Yes, modern dentistry offers many different options for a great-looking, long lasting tooth restoration or replacement. Based on each individual's situation, it's certainly possible to restore a damaged tooth via cosmetic bonding, veneers, bridgework, crowns, or dental implants. But depending on what's needed, these treatments may involve considerable time and expense. It's better to prevent dental injuries before they happen—and the best way to do that is with a custom-made mouthguard.

Here at the dental office we can provide a high-quality mouthguard that's fabricated from an exact model of your mouth, so it fits perfectly.

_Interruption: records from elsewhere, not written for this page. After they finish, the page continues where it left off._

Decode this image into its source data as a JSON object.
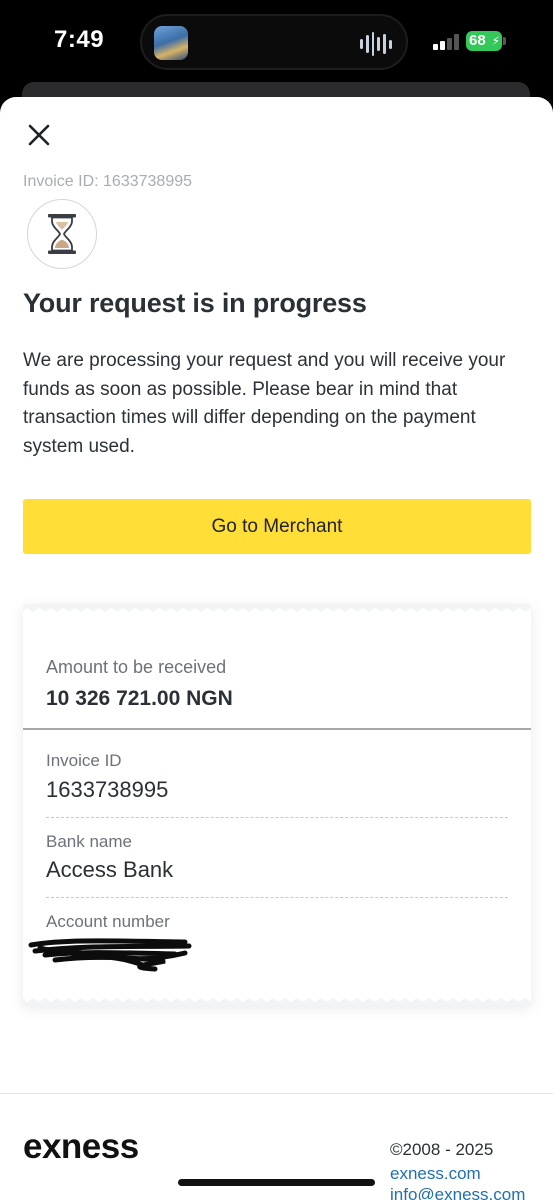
{
  "status_bar": {
    "time": "7:49",
    "battery": "68",
    "accent_battery": "#34c759"
  },
  "sheet": {
    "invoice_top": "Invoice ID: 1633738995",
    "status_icon": "hourglass-icon",
    "title": "Your request is in progress",
    "description": "We are processing your request and you will receive your funds as soon as possible. Please bear in mind that transaction times will differ depending on the payment system used.",
    "button_label": "Go to Merchant",
    "button_color": "#ffde38"
  },
  "receipt": {
    "amount_label": "Amount to be received",
    "amount_value": "10 326 721.00 NGN",
    "fields": [
      {
        "label": "Invoice ID",
        "value": "1633738995"
      },
      {
        "label": "Bank name",
        "value": "Access Bank"
      },
      {
        "label": "Account number",
        "value": ""
      }
    ]
  },
  "footer": {
    "logo": "exness",
    "copyright": "©2008 - 2025",
    "links": [
      "exness.com",
      "info@exness.com"
    ],
    "link_color": "#1f6fb2"
  }
}
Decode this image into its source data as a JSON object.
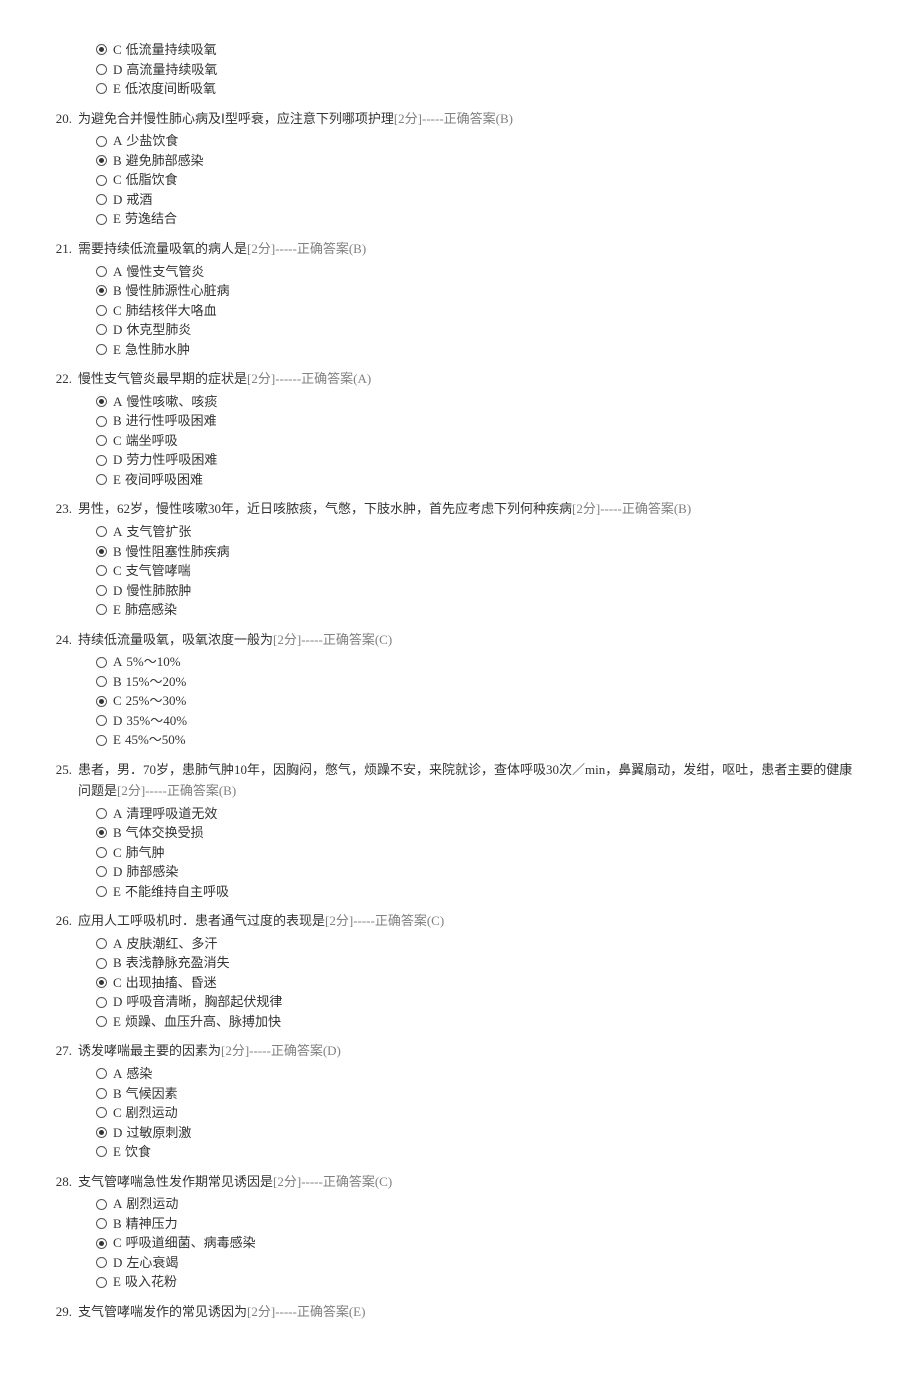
{
  "orphan_options_19": [
    {
      "letter": "C",
      "text": "低流量持续吸氧",
      "selected": true
    },
    {
      "letter": "D",
      "text": "高流量持续吸氧",
      "selected": false
    },
    {
      "letter": "E",
      "text": "低浓度间断吸氧",
      "selected": false
    }
  ],
  "questions": [
    {
      "num": "20.",
      "text": "为避免合并慢性肺心病及Ⅰ型呼衰，应注意下列哪项护理",
      "score": "[2分]",
      "answer": "-----正确答案(B)",
      "options": [
        {
          "letter": "A",
          "text": "少盐饮食",
          "selected": false
        },
        {
          "letter": "B",
          "text": "避免肺部感染",
          "selected": true
        },
        {
          "letter": "C",
          "text": "低脂饮食",
          "selected": false
        },
        {
          "letter": "D",
          "text": "戒酒",
          "selected": false
        },
        {
          "letter": "E",
          "text": "劳逸结合",
          "selected": false
        }
      ]
    },
    {
      "num": "21.",
      "text": "需要持续低流量吸氧的病人是",
      "score": "[2分]",
      "answer": "-----正确答案(B)",
      "options": [
        {
          "letter": "A",
          "text": "慢性支气管炎",
          "selected": false
        },
        {
          "letter": "B",
          "text": "慢性肺源性心脏病",
          "selected": true
        },
        {
          "letter": "C",
          "text": "肺结核伴大咯血",
          "selected": false
        },
        {
          "letter": "D",
          "text": "休克型肺炎",
          "selected": false
        },
        {
          "letter": "E",
          "text": "急性肺水肿",
          "selected": false
        }
      ]
    },
    {
      "num": "22.",
      "text": "慢性支气管炎最早期的症状是",
      "score": "[2分]",
      "answer": "------正确答案(A)",
      "options": [
        {
          "letter": "A",
          "text": "慢性咳嗽、咳痰",
          "selected": true
        },
        {
          "letter": "B",
          "text": "进行性呼吸困难",
          "selected": false
        },
        {
          "letter": "C",
          "text": "端坐呼吸",
          "selected": false
        },
        {
          "letter": "D",
          "text": "劳力性呼吸困难",
          "selected": false
        },
        {
          "letter": "E",
          "text": "夜间呼吸困难",
          "selected": false
        }
      ]
    },
    {
      "num": "23.",
      "text": "男性，62岁，慢性咳嗽30年，近日咳脓痰，气憋，下肢水肿，首先应考虑下列何种疾病",
      "score": "[2分]",
      "answer": "-----正确答案(B)",
      "options": [
        {
          "letter": "A",
          "text": "支气管扩张",
          "selected": false
        },
        {
          "letter": "B",
          "text": "慢性阻塞性肺疾病",
          "selected": true
        },
        {
          "letter": "C",
          "text": "支气管哮喘",
          "selected": false
        },
        {
          "letter": "D",
          "text": "慢性肺脓肿",
          "selected": false
        },
        {
          "letter": "E",
          "text": "肺癌感染",
          "selected": false
        }
      ]
    },
    {
      "num": "24.",
      "text": "持续低流量吸氧，吸氧浓度一般为",
      "score": "[2分]",
      "answer": "-----正确答案(C)",
      "options": [
        {
          "letter": "A",
          "text": "5%～10%",
          "selected": false
        },
        {
          "letter": "B",
          "text": "15%～20%",
          "selected": false
        },
        {
          "letter": "C",
          "text": "25%～30%",
          "selected": true
        },
        {
          "letter": "D",
          "text": "35%～40%",
          "selected": false
        },
        {
          "letter": "E",
          "text": "45%～50%",
          "selected": false
        }
      ]
    },
    {
      "num": "25.",
      "text": "患者，男．70岁，患肺气肿10年，因胸闷，憋气，烦躁不安，来院就诊，查体呼吸30次／min，鼻翼扇动，发绀，呕吐，患者主要的健康问题是",
      "score": "[2分]",
      "answer": "-----正确答案(B)",
      "options": [
        {
          "letter": "A",
          "text": "清理呼吸道无效",
          "selected": false
        },
        {
          "letter": "B",
          "text": "气体交换受损",
          "selected": true
        },
        {
          "letter": "C",
          "text": "肺气肿",
          "selected": false
        },
        {
          "letter": "D",
          "text": "肺部感染",
          "selected": false
        },
        {
          "letter": "E",
          "text": "不能维持自主呼吸",
          "selected": false
        }
      ]
    },
    {
      "num": "26.",
      "text": "应用人工呼吸机时．患者通气过度的表现是",
      "score": "[2分]",
      "answer": "-----正确答案(C)",
      "options": [
        {
          "letter": "A",
          "text": "皮肤潮红、多汗",
          "selected": false
        },
        {
          "letter": "B",
          "text": "表浅静脉充盈消失",
          "selected": false
        },
        {
          "letter": "C",
          "text": "出现抽搐、昏迷",
          "selected": true
        },
        {
          "letter": "D",
          "text": "呼吸音清晰，胸部起伏规律",
          "selected": false
        },
        {
          "letter": "E",
          "text": "烦躁、血压升高、脉搏加快",
          "selected": false
        }
      ]
    },
    {
      "num": "27.",
      "text": "诱发哮喘最主要的因素为",
      "score": "[2分]",
      "answer": "-----正确答案(D)",
      "options": [
        {
          "letter": "A",
          "text": "感染",
          "selected": false
        },
        {
          "letter": "B",
          "text": "气候因素",
          "selected": false
        },
        {
          "letter": "C",
          "text": "剧烈运动",
          "selected": false
        },
        {
          "letter": "D",
          "text": "过敏原刺激",
          "selected": true
        },
        {
          "letter": "E",
          "text": "饮食",
          "selected": false
        }
      ]
    },
    {
      "num": "28.",
      "text": "支气管哮喘急性发作期常见诱因是",
      "score": "[2分]",
      "answer": "-----正确答案(C)",
      "options": [
        {
          "letter": "A",
          "text": "剧烈运动",
          "selected": false
        },
        {
          "letter": "B",
          "text": "精神压力",
          "selected": false
        },
        {
          "letter": "C",
          "text": "呼吸道细菌、病毒感染",
          "selected": true
        },
        {
          "letter": "D",
          "text": "左心衰竭",
          "selected": false
        },
        {
          "letter": "E",
          "text": "吸入花粉",
          "selected": false
        }
      ]
    },
    {
      "num": "29.",
      "text": "支气管哮喘发作的常见诱因为",
      "score": "[2分]",
      "answer": "-----正确答案(E)",
      "options": []
    }
  ]
}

Custom-made mouthguards offer effective protection against injury and are the most comfortable to wear; that's vital, because if you don't wear a mouthguard, it's not helping. Those "off-the-rack" or "boil-and-bite" mouthguards just can't offer the same level of comfort and protection as one that's designed and made just for you.

Do mouthguards really work? The same JADA study mentioned above found that when basketball players were required to wear mouthguards, the injury rate was cut by more than half! So if you (or your children) love to play basketball—or baseball—or any sport where there's a danger of orofacial injury—a custom-made mouthguard is a good investment in your smile's future.

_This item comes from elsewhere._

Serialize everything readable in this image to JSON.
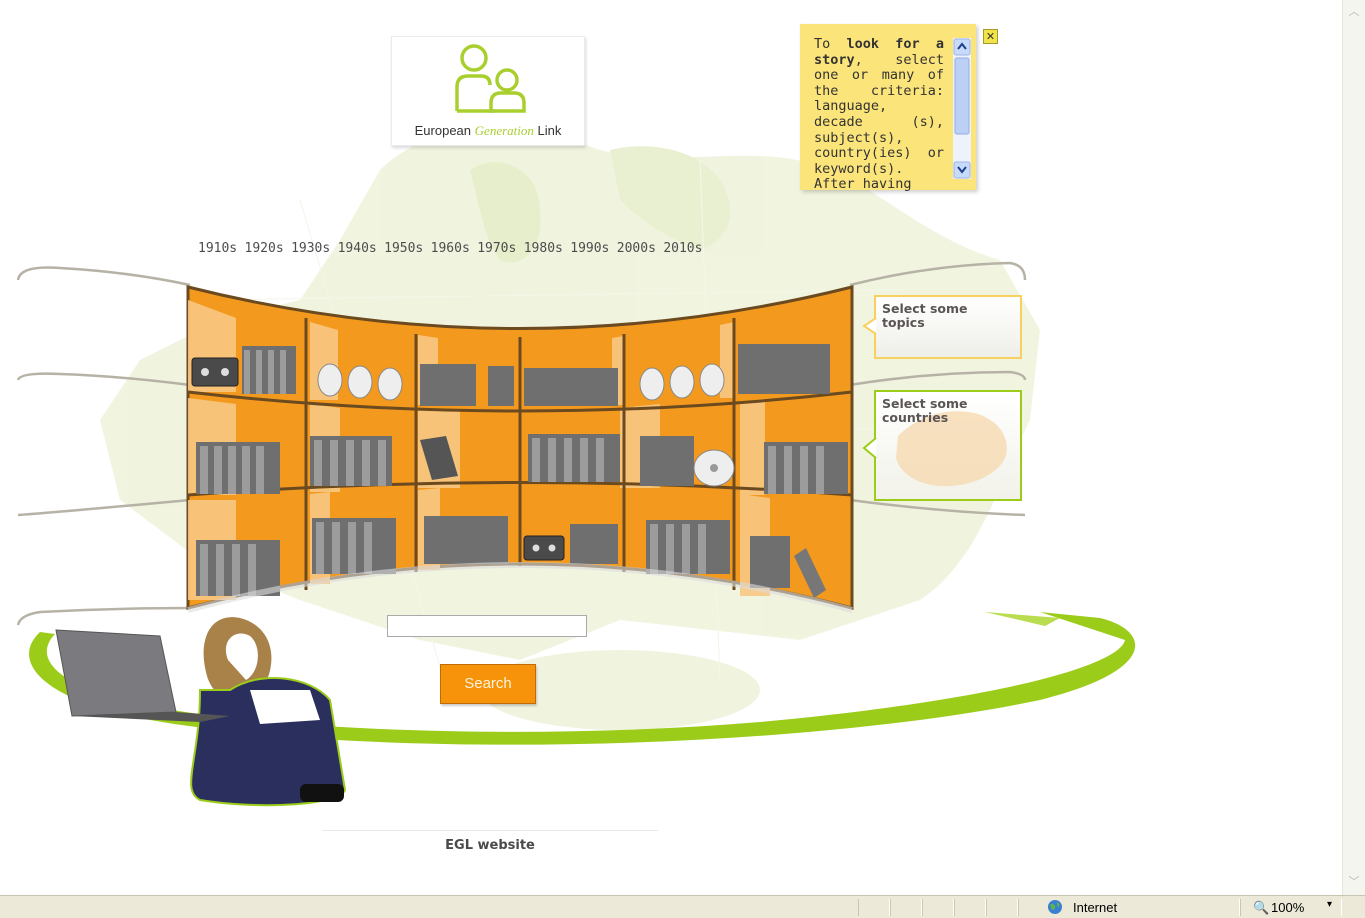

If you would like more information about custom-made athletic mouthguards, please contact us or schedule an appointment for a consultation. You can learn more by reading the Dear Doctor magazine articles “Athletic Mouthguards” and “An Introduction to Sports Injuries & Dentistry.”

MouthguardsReduceRiskofConcussionaswellasDentalInjuries

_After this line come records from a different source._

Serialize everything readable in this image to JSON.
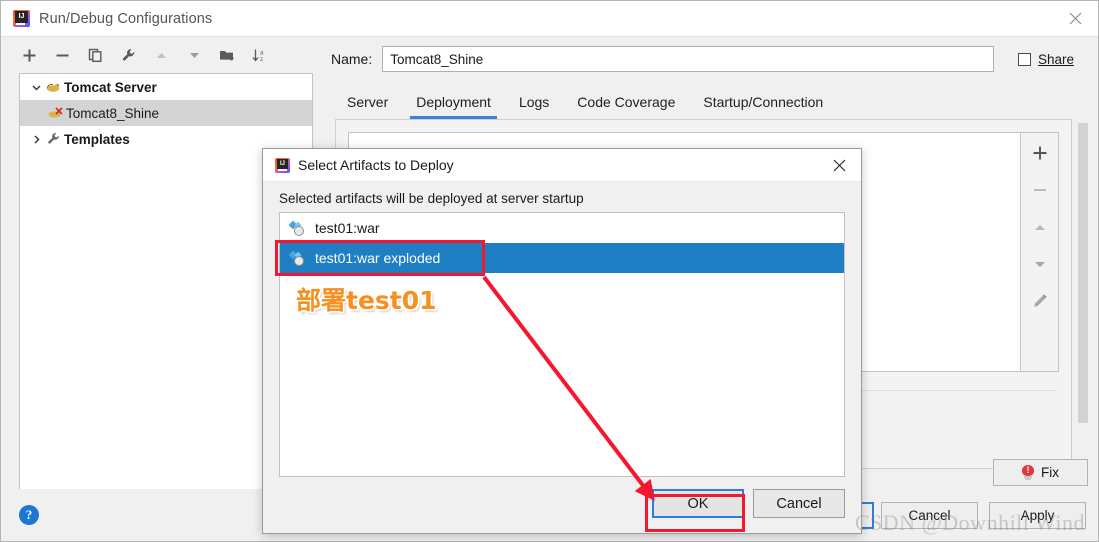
{
  "window": {
    "title": "Run/Debug Configurations",
    "logo_icon": "intellij-idea-logo-icon",
    "close_icon": "close-icon"
  },
  "toolbar": {
    "buttons": [
      {
        "name": "add",
        "icon": "plus-icon"
      },
      {
        "name": "remove",
        "icon": "minus-icon"
      },
      {
        "name": "copy",
        "icon": "copy-icon"
      },
      {
        "name": "edit-templates",
        "icon": "wrench-icon"
      },
      {
        "name": "move-up",
        "icon": "triangle-up-icon"
      },
      {
        "name": "move-down",
        "icon": "triangle-down-icon"
      },
      {
        "name": "move-into-folder",
        "icon": "folder-add-icon"
      },
      {
        "name": "sort-alphabetically",
        "icon": "sort-az-icon"
      }
    ]
  },
  "sidebar": {
    "items": [
      {
        "label": "Tomcat Server",
        "icon": "tomcat-icon",
        "expanded": true,
        "chevron": "chevron-down-icon",
        "bold": true,
        "selected": false
      },
      {
        "label": "Tomcat8_Shine",
        "icon": "tomcat-error-icon",
        "expanded": null,
        "chevron": "",
        "bold": false,
        "selected": true
      },
      {
        "label": "Templates",
        "icon": "wrench-icon",
        "expanded": false,
        "chevron": "chevron-right-icon",
        "bold": true,
        "selected": false
      }
    ],
    "help_label": "?",
    "help_icon": "help-icon"
  },
  "name_row": {
    "label": "Name:",
    "value": "Tomcat8_Shine",
    "placeholder": "",
    "share_label": "Share",
    "share_checked": false
  },
  "tabs": [
    {
      "label": "Server",
      "active": false
    },
    {
      "label": "Deployment",
      "active": true
    },
    {
      "label": "Logs",
      "active": false
    },
    {
      "label": "Code Coverage",
      "active": false
    },
    {
      "label": "Startup/Connection",
      "active": false
    }
  ],
  "panel": {
    "side_buttons": [
      {
        "name": "add-artifact",
        "icon": "plus-icon",
        "enabled": true
      },
      {
        "name": "remove-artifact",
        "icon": "minus-icon",
        "enabled": false
      },
      {
        "name": "move-up-artifact",
        "icon": "triangle-up-icon",
        "enabled": false
      },
      {
        "name": "move-down-artifact",
        "icon": "triangle-down-icon",
        "enabled": false
      },
      {
        "name": "edit-artifact",
        "icon": "pencil-icon",
        "enabled": false
      }
    ],
    "scrollbar_icon": "vertical-scrollbar"
  },
  "footer": {
    "fix_label": "Fix",
    "fix_icon": "warning-bulb-icon",
    "ok_label": "OK",
    "cancel_label": "Cancel",
    "apply_label": "Apply"
  },
  "dialog": {
    "title": "Select Artifacts to Deploy",
    "logo_icon": "intellij-idea-logo-icon",
    "close_icon": "close-icon",
    "hint": "Selected artifacts will be deployed at server startup",
    "items": [
      {
        "label": "test01:war",
        "icon": "artifact-icon",
        "selected": false
      },
      {
        "label": "test01:war exploded",
        "icon": "artifact-icon",
        "selected": true
      }
    ],
    "ok_label": "OK",
    "cancel_label": "Cancel"
  },
  "annotations": {
    "note_text": "部署test01",
    "note_color": "#f79021",
    "highlight_color": "#f5172f",
    "arrow_icon": "red-arrow-annotation",
    "highlight_item_name": "test01:war exploded",
    "highlight_button_name": "OK"
  },
  "watermark": {
    "text": "CSDN @Downhill Wind"
  }
}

Since boxers first began using them a century ago, athletic mouthguards are now standard safety equipment for most contact sports. Without them, dental injuries would skyrocket.

But a recent study in the peer-reviewed journal, General Dentistry, indicates there’s another important reason to wear a mouthguard for contact sports or exercise: you may be able to significantly reduce your risk for a mild traumatic brain injury (MTBI), better known as a concussion. It’s believed the mouthguard absorbs some of the force generated during contact, resulting in less pressure to the brain. That reduction is even more significant if your mouth-guard has been custom-made by a dentist.

That last finding is important, because not all mouthguards on the market are equal. There are three basic categories of mouthguards — stock, “boil and bite,” and custom. Stock mouthguards come in limited sizes; they’re relatively inexpensive, but they provide the least level of protection. “Boil and bite” can be customized after purchase to the wearer’s bite, but they don’t always provide complete coverage of back teeth. Custom mouthguards are designed and fashioned by a dentist; they’re relatively expensive (running in the hundreds of dollars), but there’s ample evidence they provide the highest level of protection from mouth injuries.

The General Dentistry study also corroborates custom mouthguards’ effectiveness in preventing concussions. The study followed approximately 400 football players from six different high school teams. While all the players wore the same type of helmet, half of them wore custom-made mouthguards and the other half wore stock guards. 8.3% of the athletes wearing stock guards experienced a concussion injury; by contrast only 3.6% of those with custom guards sustained an injury — greater than half fewer occurrences.

The study also highlights the need not to rely solely on helmets or other protective headgear for concussion prevention. It’s important to include mouthguards along with other athletic protective gear to lower injury risk as much as possible.

So when considering how you can provide the optimum injury protection for you or your child, be sure to include an athletic mouthguard, preferably one that’s custom-made. We’ll be happy to advise you further on what you need to know to prevent traumatic dental injuries, as well as concussions.

If you would like more information on custom-fit mouthguards, please contact us or schedule an appointment for a consultation. You can also learn more about this topic by reading the Dear Doctor magazine article “Mouthguards.”